▸ **EXERCISE PROMPT**
Within the entries below, find the lines that hold "REST" and report only how many there are.

▸ **DATA EXTRACT**
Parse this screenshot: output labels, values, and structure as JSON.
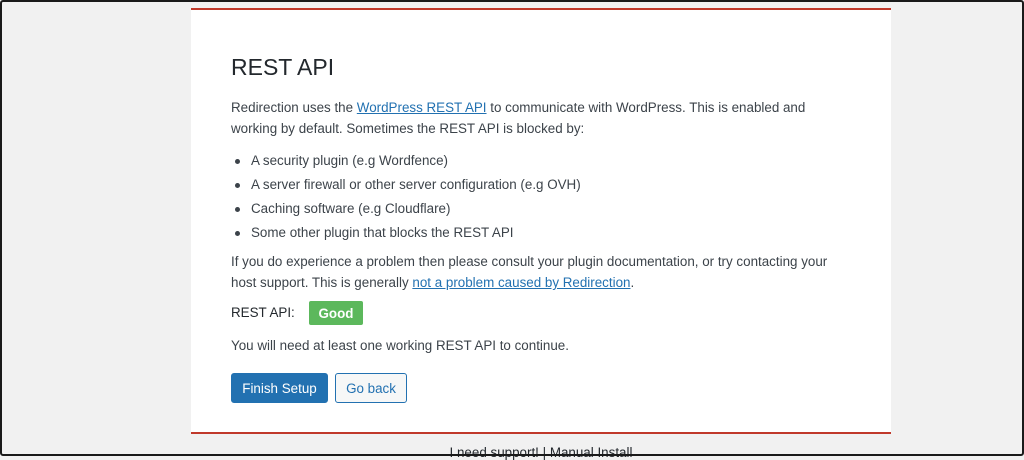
{
  "page": {
    "title": "REST API",
    "intro": {
      "before_link": "Redirection uses the ",
      "link": "WordPress REST API",
      "after_link": " to communicate with WordPress. This is enabled and working by default. Sometimes the REST API is blocked by:"
    },
    "reasons": [
      "A security plugin (e.g Wordfence)",
      "A server firewall or other server configuration (e.g OVH)",
      "Caching software (e.g Cloudflare)",
      "Some other plugin that blocks the REST API"
    ],
    "help": {
      "before_link": "If you do experience a problem then please consult your plugin documentation, or try contacting your host support. This is generally ",
      "link": "not a problem caused by Redirection",
      "after_link": "."
    },
    "status": {
      "label": "REST API:",
      "value": "Good",
      "color": "#5cb85c"
    },
    "note": "You will need at least one working REST API to continue.",
    "buttons": {
      "finish": "Finish Setup",
      "back": "Go back"
    }
  },
  "footer": {
    "support": "I need support!",
    "separator": " | ",
    "manual": "Manual Install"
  },
  "colors": {
    "accent": "#2271b1",
    "border_red": "#c0392b"
  }
}
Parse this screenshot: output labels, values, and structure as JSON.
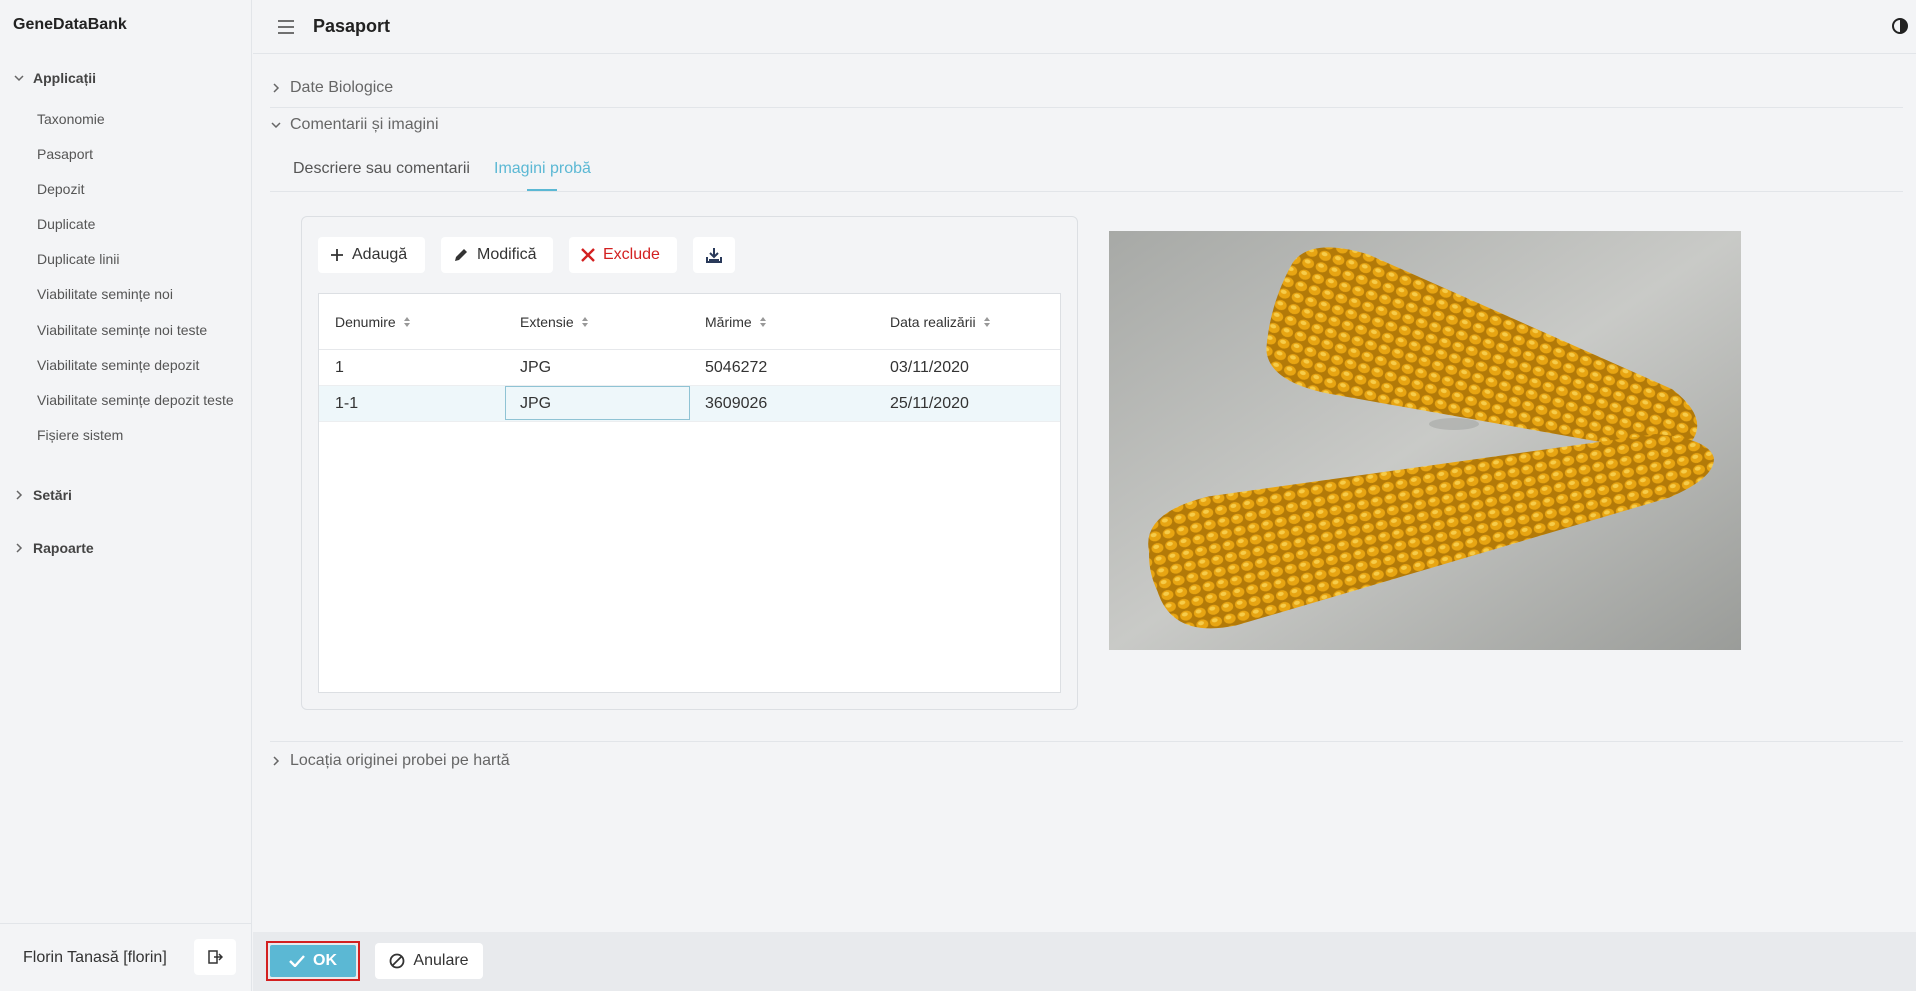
{
  "app": {
    "brand": "GeneDataBank"
  },
  "sidebar": {
    "applications_label": "Applicații",
    "items": [
      "Taxonomie",
      "Pasaport",
      "Depozit",
      "Duplicate",
      "Duplicate linii",
      "Viabilitate semințe noi",
      "Viabilitate semințe noi teste",
      "Viabilitate semințe depozit",
      "Viabilitate semințe depozit teste",
      "Fișiere sistem"
    ],
    "settings_label": "Setări",
    "reports_label": "Rapoarte",
    "user": "Florin Tanasă [florin]"
  },
  "header": {
    "title": "Pasaport"
  },
  "accordion": {
    "bio": "Date Biologice",
    "comments": "Comentarii și imagini",
    "location": "Locația originei probei pe hartă"
  },
  "tabs": {
    "description": "Descriere sau comentarii",
    "images": "Imagini probă"
  },
  "toolbar": {
    "add": "Adaugă",
    "edit": "Modifică",
    "delete": "Exclude"
  },
  "table": {
    "columns": [
      "Denumire",
      "Extensie",
      "Mărime",
      "Data realizării"
    ],
    "rows": [
      [
        "1",
        "JPG",
        "5046272",
        "03/11/2020"
      ],
      [
        "1-1",
        "JPG",
        "3609026",
        "25/11/2020"
      ]
    ]
  },
  "footer": {
    "ok": "OK",
    "cancel": "Anulare"
  },
  "colors": {
    "accent": "#5bb8d4",
    "danger": "#d32020"
  }
}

▸ **RESULT OF THE TASK**
6